Talk to your doctor about what is right for you.
According to the CDC, people who have autoimmune disorders may receive the vaccines, but no data are available yet on the safety of the mRNA vaccines for them. The CDC has compiled some considerations for people with autoimmune disease and other underlying conditions who are deciding whether to receive the vaccine. Discuss your questions and concerns with your doctor.
New Kinds of Vaccines
Vaccines train the body's immune system to protect us from infections and disease. Until now, many vaccines used a weakened or inactivated germ to stimulate an immune response. The COVID-19 vaccines work by getting your immune system to recognize a key feature of the coronavirus called the spike protein. The current vaccines take different approaches to this:

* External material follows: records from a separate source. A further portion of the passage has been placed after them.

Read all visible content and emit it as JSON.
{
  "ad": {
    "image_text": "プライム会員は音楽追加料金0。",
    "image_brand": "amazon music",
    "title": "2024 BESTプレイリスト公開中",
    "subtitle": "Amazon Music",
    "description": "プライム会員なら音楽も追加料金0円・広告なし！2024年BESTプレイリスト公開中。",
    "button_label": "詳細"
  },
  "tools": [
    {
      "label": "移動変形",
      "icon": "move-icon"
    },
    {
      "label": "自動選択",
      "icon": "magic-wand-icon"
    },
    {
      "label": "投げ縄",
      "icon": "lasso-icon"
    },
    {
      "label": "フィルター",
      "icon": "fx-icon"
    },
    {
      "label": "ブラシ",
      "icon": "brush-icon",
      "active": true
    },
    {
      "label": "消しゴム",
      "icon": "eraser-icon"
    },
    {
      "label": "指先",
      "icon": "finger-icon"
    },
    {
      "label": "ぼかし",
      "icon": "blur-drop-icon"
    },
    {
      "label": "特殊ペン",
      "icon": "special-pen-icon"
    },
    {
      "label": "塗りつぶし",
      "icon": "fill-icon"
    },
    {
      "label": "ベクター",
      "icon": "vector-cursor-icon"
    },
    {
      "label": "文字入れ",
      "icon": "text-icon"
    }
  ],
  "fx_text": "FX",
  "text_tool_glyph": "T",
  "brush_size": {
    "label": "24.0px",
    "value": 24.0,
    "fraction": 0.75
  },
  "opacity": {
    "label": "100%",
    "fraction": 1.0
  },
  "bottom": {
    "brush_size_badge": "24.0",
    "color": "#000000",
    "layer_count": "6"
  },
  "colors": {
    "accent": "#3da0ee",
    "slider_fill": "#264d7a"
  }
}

- mRNA Vaccines: The Prizer/BioNTech and Moderna vaccines use a molecule called messenger RNA (mRNA) — not the COVID-19 virus — to deliver genetic instructions to build the virus's characteristic spike protein and trigger an immune response that protects us from being infected. Learn How the COVID-19 mRNA Vaccines Work.
Adenovector Vaccines: The Johnson & Johnson vaccine uses DNA to deliver the genetic instructions to build the virus's characteristic spike protein. The DNA is added to another virus, called an adenovirus, that is pulled into your body's cells where the gene for the spike protein is read and copied into mRNA. The mRNA then helps to trigger an immune response that protects us from being infected by the COVID-19 virus. Adenoviruses commonly cause cold-like symptoms, but in this vaccine, the adenovirus has been changed so that it cannot make you sick. Learn how the Johnson & Johnson vaccine works.
COVID-19 has killed more than 560,000 people in the U.S.
That’s why a panel of experts have decided the benefits of the Johnson & Johnson vaccine outweigh the risks – especially for certain groups. Local researchers explain why you can trust J & J.
Because these vaccines do not use the virus that causes COVID-19, they cannot make you sick with COVID-19. These vaccines also do not affect or interact with our DNA in any way.
Our Region's Role
Researchers, doctors and volunteers in the Finger Lakes region have played an important part in testing potential COVID-19 vaccines. Since mid-2020, health systems including the University of Rochester Medical Center and Rochester Regional Health, as well as independent research centers such as Rochester Clinical Research and Finger Lakes Clinical Research, have been offering COVID vaccine trials. These trials included the Pfizer-BioNTech vaccine that was approved by the FDA in December.
Locally, researchers have emphasized the importance of diversity among the clinical trial participants. Read about some of their efforts:
- Pandemic spurs quest to enroll more Black Americans in vaccine trials, Reuters, Jan. 28, 2021
- Diversity Crucial to Success of COVID-19 Vaccine Trials, Minority Reporter, Oct. 22, 2020
- Wade Norwood on the COVID-19 Vaccine: My Journey Has Moved Me to Say Yes, Minority Reporter, Jan. 15, 2021
- Connections: Discussing coronavirus vaccine trials, WXXI News, Aug. 19, 2020
Hundreds of Finger Lakes area residents have participated in these clinical trials and continue to volunteer for ongoing studies of other vaccine candidates. We are grateful for their participation and commitment to finding vaccines to fight COVID-19 infection.